» **To do**
Could you reproduce the entries exactly, omitting every picture?

# # #

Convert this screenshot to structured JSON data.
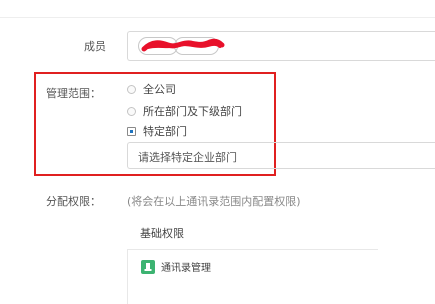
{
  "member": {
    "label": "成员",
    "tags": [
      "",
      ""
    ]
  },
  "scope": {
    "label": "管理范围：",
    "options": [
      "全公司",
      "所在部门及下级部门",
      "特定部门"
    ],
    "selected_index": 2,
    "dept_select_placeholder": "请选择特定企业部门"
  },
  "assign": {
    "label": "分配权限：",
    "note": "(将会在以上通讯录范围内配置权限)",
    "basic_title": "基础权限",
    "permissions": [
      {
        "icon": "contacts-icon",
        "label": "通讯录管理"
      }
    ]
  },
  "colors": {
    "highlight": "#e02020",
    "accent": "#1e73be",
    "perm_icon": "#3cb371"
  }
}
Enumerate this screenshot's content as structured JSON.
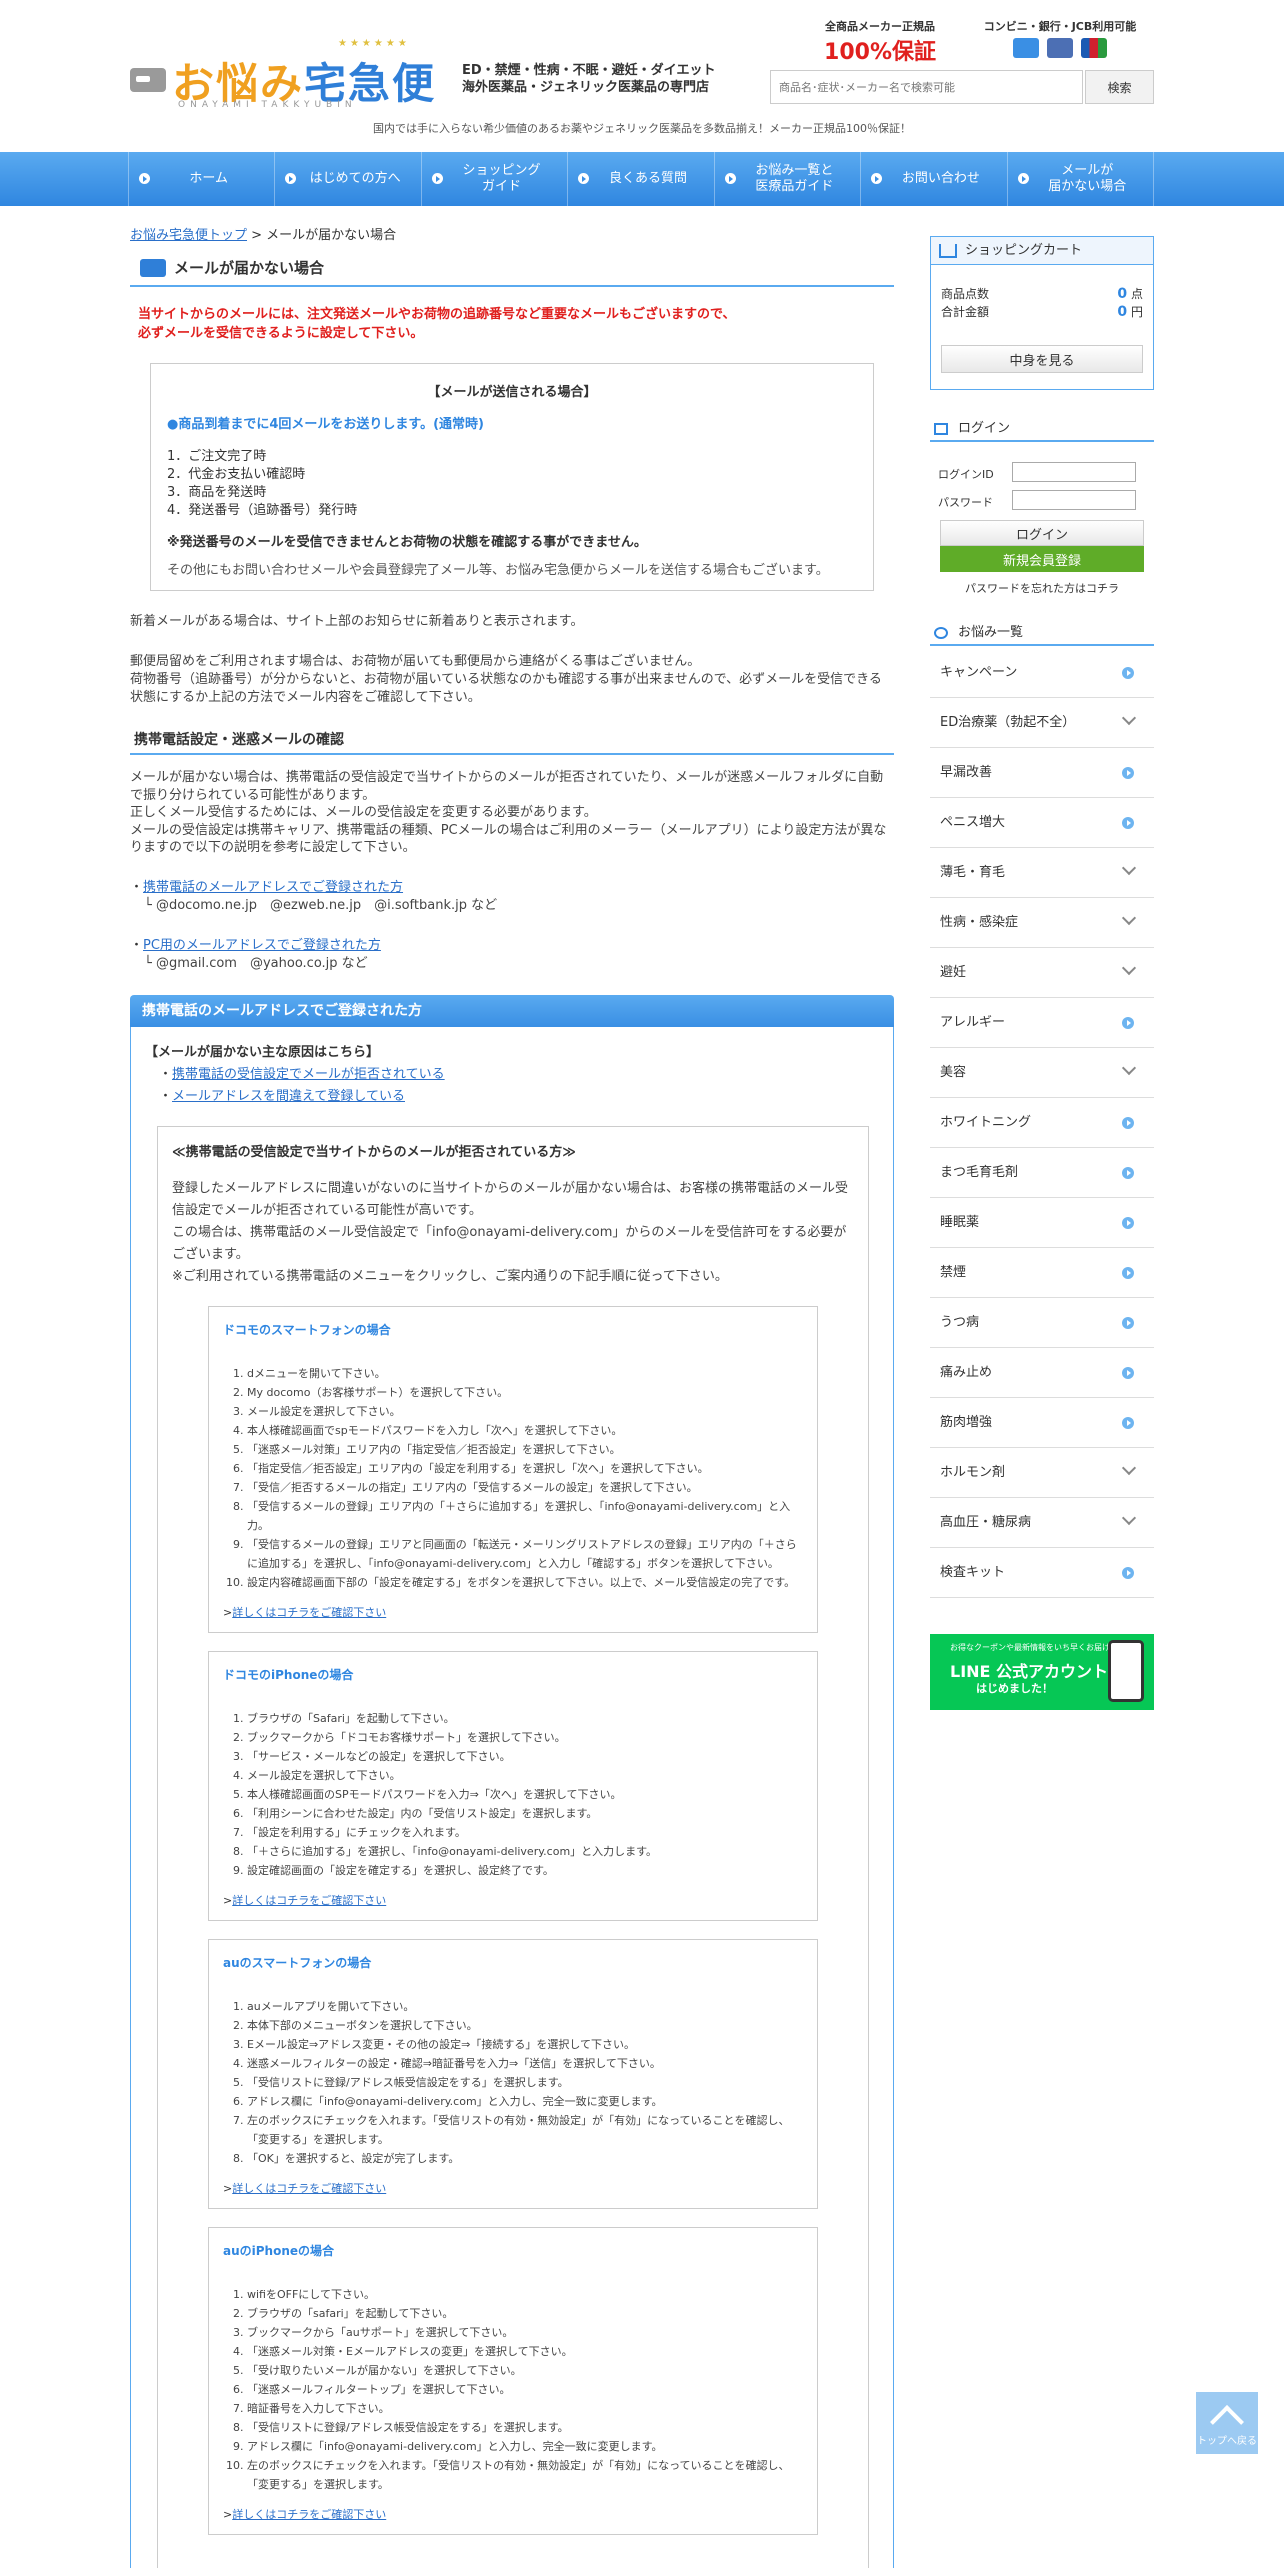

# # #

» **Answer space**
Convert this screenshot to structured JSON data.
{
  "member": {
    "label": "成员",
    "tags": [
      "",
      ""
    ]
  },
  "scope": {
    "label": "管理范围：",
    "options": [
      "全公司",
      "所在部门及下级部门",
      "特定部门"
    ],
    "selected_index": 2,
    "dept_select_placeholder": "请选择特定企业部门"
  },
  "assign": {
    "label": "分配权限：",
    "note": "(将会在以上通讯录范围内配置权限)",
    "basic_title": "基础权限",
    "permissions": [
      {
        "icon": "contacts-icon",
        "label": "通讯录管理"
      }
    ]
  },
  "colors": {
    "highlight": "#e02020",
    "accent": "#1e73be",
    "perm_icon": "#3cb371"
  }
}
Enumerate this screenshot's content as structured JSON.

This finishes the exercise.